YOUR OBJECTIVE |
Wherever the word "text" occurs in the lines below, copy the whole line.

Interface dataset entries
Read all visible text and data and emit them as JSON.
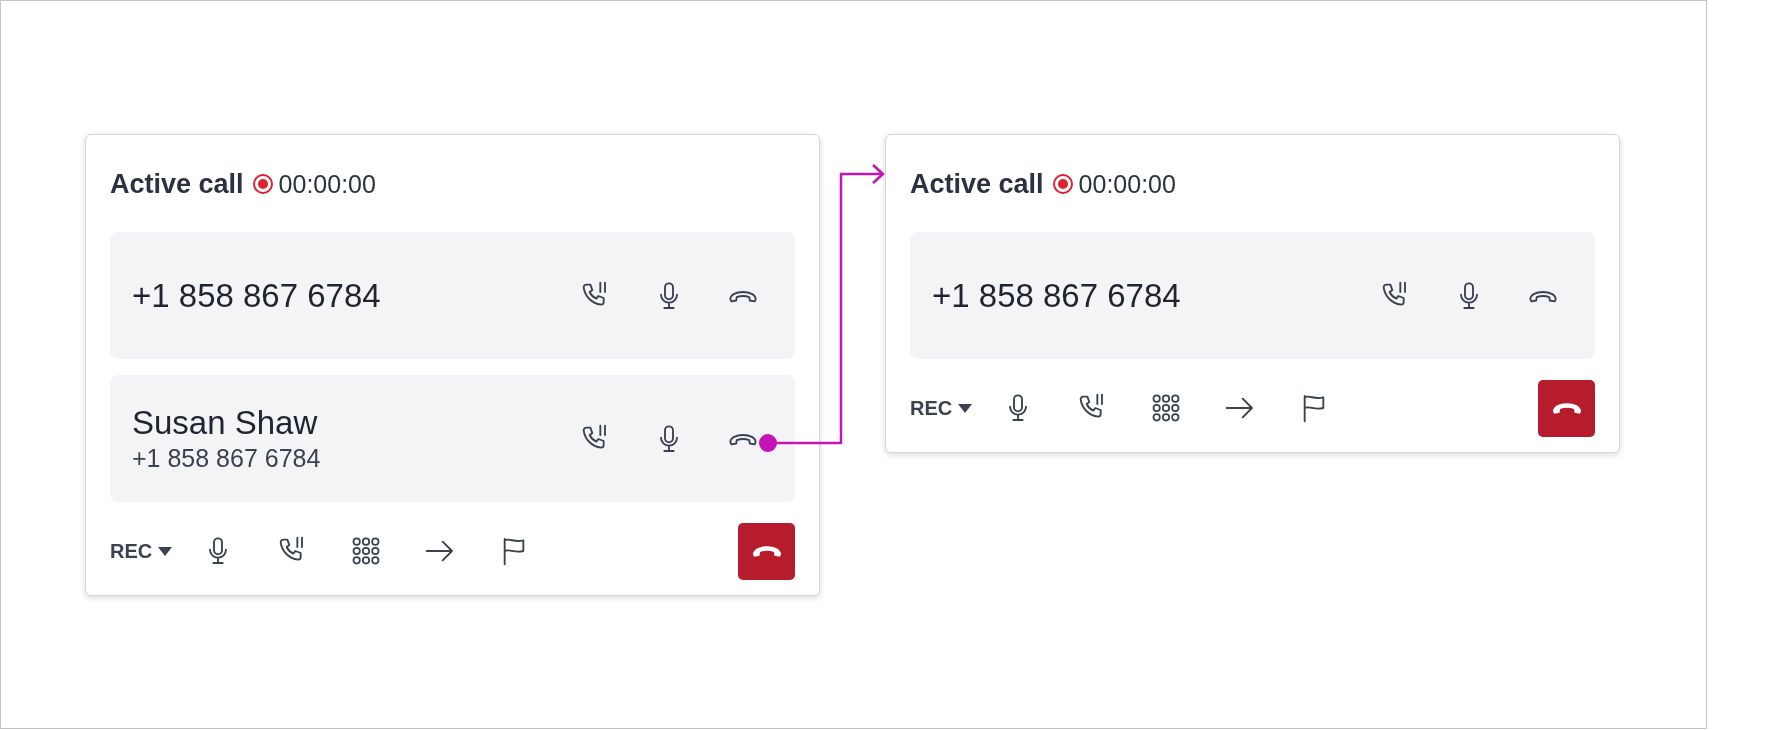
{
  "cards": [
    {
      "title": "Active call",
      "recording": true,
      "timer": "00:00:00",
      "calls": [
        {
          "primary": "+1 858 867 6784"
        },
        {
          "primary": "Susan Shaw",
          "secondary": "+1 858 867 6784"
        }
      ],
      "rec_label": "REC"
    },
    {
      "title": "Active call",
      "recording": true,
      "timer": "00:00:00",
      "calls": [
        {
          "primary": "+1 858 867 6784"
        }
      ],
      "rec_label": "REC"
    }
  ]
}
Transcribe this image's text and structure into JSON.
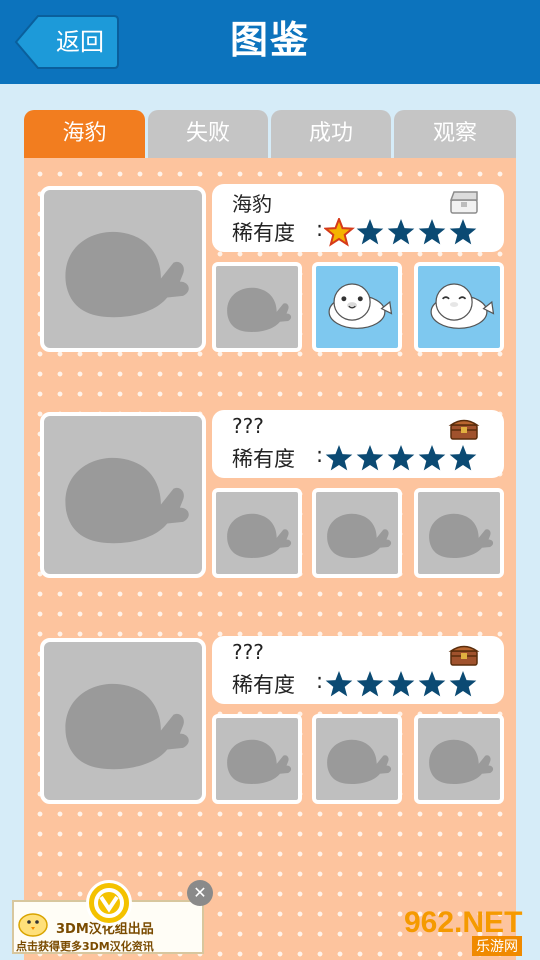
{
  "header": {
    "back_label": "返回",
    "title": "图鉴"
  },
  "tabs": [
    {
      "label": "海豹",
      "active": true
    },
    {
      "label": "失败",
      "active": false
    },
    {
      "label": "成功",
      "active": false
    },
    {
      "label": "观察",
      "active": false
    }
  ],
  "entries": [
    {
      "name": "海豹",
      "rarity_label": "稀有度",
      "rarity_colon": ":",
      "stars_total": 5,
      "special_star": true,
      "chest": "open-white",
      "variants": [
        "locked",
        "seal-1",
        "seal-2"
      ]
    },
    {
      "name": "???",
      "rarity_label": "稀有度",
      "rarity_colon": ":",
      "stars_total": 5,
      "special_star": false,
      "chest": "closed-brown",
      "variants": [
        "locked",
        "locked",
        "locked"
      ]
    },
    {
      "name": "???",
      "rarity_label": "稀有度",
      "rarity_colon": ":",
      "stars_total": 5,
      "special_star": false,
      "chest": "closed-brown",
      "variants": [
        "locked",
        "locked",
        "locked"
      ]
    }
  ],
  "ad": {
    "line1": "3DM汉化组出品",
    "line2": "点击获得更多3DM汉化资讯"
  },
  "watermark": {
    "site": "962.NET",
    "sub": "乐游网"
  },
  "colors": {
    "header": "#0c73bd",
    "tab_active": "#f27d1f",
    "tab_inactive": "#c5c5c5",
    "panel": "#fdc49e",
    "star": "#0b4a73",
    "thumb_blue": "#7ec8ef"
  }
}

EXERCISE OUTPUT |
Read all visible text and data and emit them as JSON.
Transcribe this image's text and structure into JSON.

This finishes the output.